\[{\cal H}_3(g,M,\alpha)=\frac{g}{M^2+q^2}e^{\tau} {\cal O}_1^{\tau}+\frac{\alpha}{q^2}e^{\tau}{\cal O}_1^{\tau}=c_1^{\prime\tau}(q_{0,prop}){\cal O}_1^{\prime\tau}+ c_1^{\prime\prime\tau}(q_{lr}){\cal O}_1^{\prime\prime\tau} \]


\[{\cal O}_1^{\prime\tau}=\frac{c_1^{\prime\tau}(q)}{c_1^{\prime\tau}(q_{0,prop})}{\cal O}_1^{\tau} \] \[{\cal O}_1^{\prime\prime\tau}=\frac{c_1^{\prime\prime\tau}(q)}{c_1^{\prime\tau}(q_{0,lr})}{\cal O}_1^{\tau} \]

can be implemented with:

 >>> wc_dict3={(1,'propagator'): lambda g,q,q0_propagator=0.1,M=0.1:
     g/(M**2+q**2)*np.array([1,1]), (1,'qm2'): lambda alpha,q, q0_long_range=0.01: 
 >>> H3=WD.eft_hamiltonian('H3',wc_dict3) 

The method H3.coeff_squared_q_dependence returns the factorized momentum dependences \(\frac{c_1^{\prime\tau}(q_{0,prop})}{c_1^{\prime\tau}(q)}\frac{c_1^{\prime\tau}(q_{0,prop})}{c_1^{\prime\tau}(q)}\), \(\frac{c_1^{\prime\tau}(q_{0,prop})}{c_1^{\prime\tau}(q)}\frac{c_1^{\prime\prime\tau}(q_{0,lr})}{c_1^{\prime\prime\tau}(q)}\) ,\(\frac{c_1^{\prime\prime\tau}(q_{0,lr})}{c_1^{\prime\prime\tau}(q)}\frac{c_1^{\prime\tau}(q_{0,prop})}{c_1^{\prime\tau}(q)}\) and \(\frac{c_1^{\prime\prime\tau}(q_{0,lr})}{c_1^{\prime\prime\tau}(q)}\frac{c_1^{\prime\prime\tau}(q_{0,lr})}{c_1^{\prime\prime\tau}(q)}\):

 >>> H3.coeff_squared_q_dependence(0.01,(1,'qm2'),(1,'qm2')) 
 >>> H3.coeff_squared_q_dependence(0.01,(1,'propagator'),(1,'qm2')) 

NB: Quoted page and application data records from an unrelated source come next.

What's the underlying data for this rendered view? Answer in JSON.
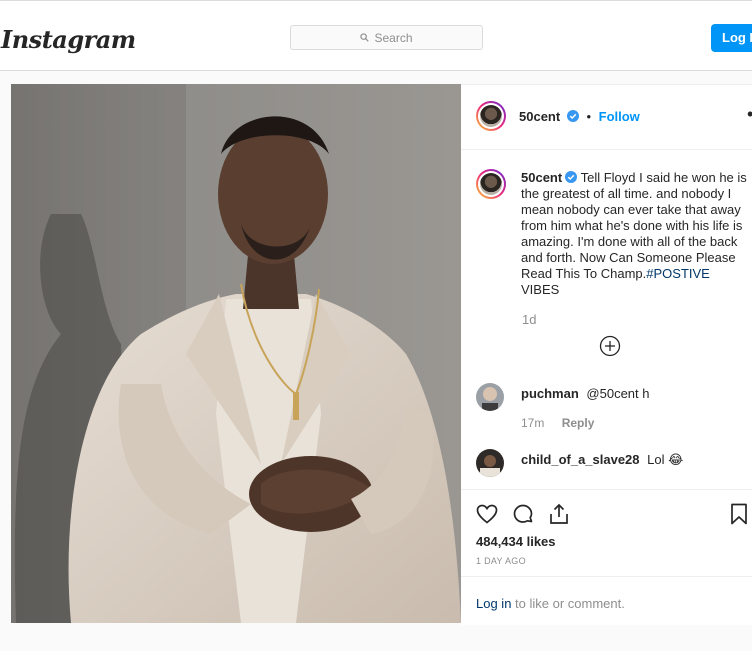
{
  "header": {
    "logo": "Instagram",
    "search_placeholder": "Search",
    "login_label": "Log In"
  },
  "post": {
    "username": "50cent",
    "follow_label": "Follow",
    "separator": "•",
    "more_label": "•••",
    "caption": {
      "text": "Tell Floyd I said he won he is the greatest of all time. and nobody I mean nobody can ever take that away from him what he's done with his life is amazing. I'm done with all of the back and forth. Now Can Someone Please Read This To Champ.",
      "hashtag": "#POSTIVE",
      "tail": " VIBES"
    },
    "caption_time": "1d",
    "comments": [
      {
        "username": "puchman",
        "text": "@50cent h",
        "time": "17m",
        "reply_label": "Reply"
      },
      {
        "username": "child_of_a_slave28",
        "text": "Lol 😂",
        "time": "",
        "reply_label": ""
      }
    ],
    "likes": "484,434 likes",
    "posted_ago": "1 DAY AGO",
    "login_prompt": {
      "link": "Log in",
      "rest": " to like or comment."
    }
  },
  "colors": {
    "accent": "#0095f6",
    "link": "#00376b",
    "muted": "#8e8e8e",
    "verified": "#3897f0"
  },
  "icons": [
    "search-icon",
    "verified-badge-icon",
    "more-options-icon",
    "add-comment-icon",
    "heart-icon",
    "comment-icon",
    "share-icon",
    "bookmark-icon"
  ]
}
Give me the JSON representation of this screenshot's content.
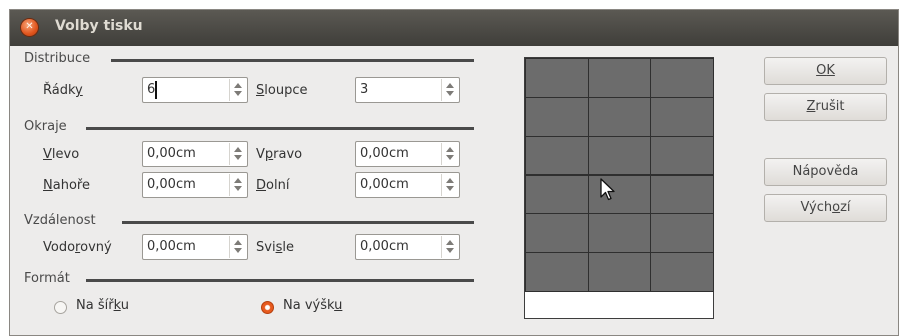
{
  "window": {
    "title": "Volby tisku",
    "close_icon": "close-icon"
  },
  "sections": {
    "distribution": "Distribuce",
    "margins": "Okraje",
    "distance": "Vzdálenost",
    "format": "Formát"
  },
  "distribution": {
    "rows": {
      "label_pre": "Řádk",
      "label_key": "y",
      "value": "6"
    },
    "cols": {
      "label_key": "S",
      "label_post": "loupce",
      "value": "3"
    }
  },
  "margins": {
    "left": {
      "label_key": "V",
      "label_post": "levo",
      "value": "0,00cm"
    },
    "right": {
      "label_pre": "V",
      "label_key": "p",
      "label_post": "ravo",
      "value": "0,00cm"
    },
    "top": {
      "label_key": "N",
      "label_post": "ahoře",
      "value": "0,00cm"
    },
    "bottom": {
      "label_key": "D",
      "label_post": "olní",
      "value": "0,00cm"
    }
  },
  "distance": {
    "horizontal": {
      "label_pre": "Vodo",
      "label_key": "r",
      "label_post": "ovný",
      "value": "0,00cm"
    },
    "vertical": {
      "label_pre": "Svi",
      "label_key": "s",
      "label_post": "le",
      "value": "0,00cm"
    }
  },
  "format": {
    "landscape": {
      "label_pre": "Na šíř",
      "label_key": "k",
      "label_post": "u",
      "checked": false
    },
    "portrait": {
      "label_pre": "Na výšk",
      "label_key": "u",
      "label_post": "",
      "checked": true
    }
  },
  "preview": {
    "rows": 6,
    "cols": 3
  },
  "buttons": {
    "ok": {
      "label_key": "O",
      "label_post": "K"
    },
    "cancel": {
      "label_key": "Z",
      "label_post": "rušit"
    },
    "help": {
      "label": "Nápověda"
    },
    "default": {
      "label_pre": "Vých",
      "label_key": "o",
      "label_post": "zí"
    }
  },
  "colors": {
    "titlebar": "#4d4b46",
    "accent": "#e0541c",
    "cell": "#6c6c6c"
  }
}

that are used to calculate the response functions.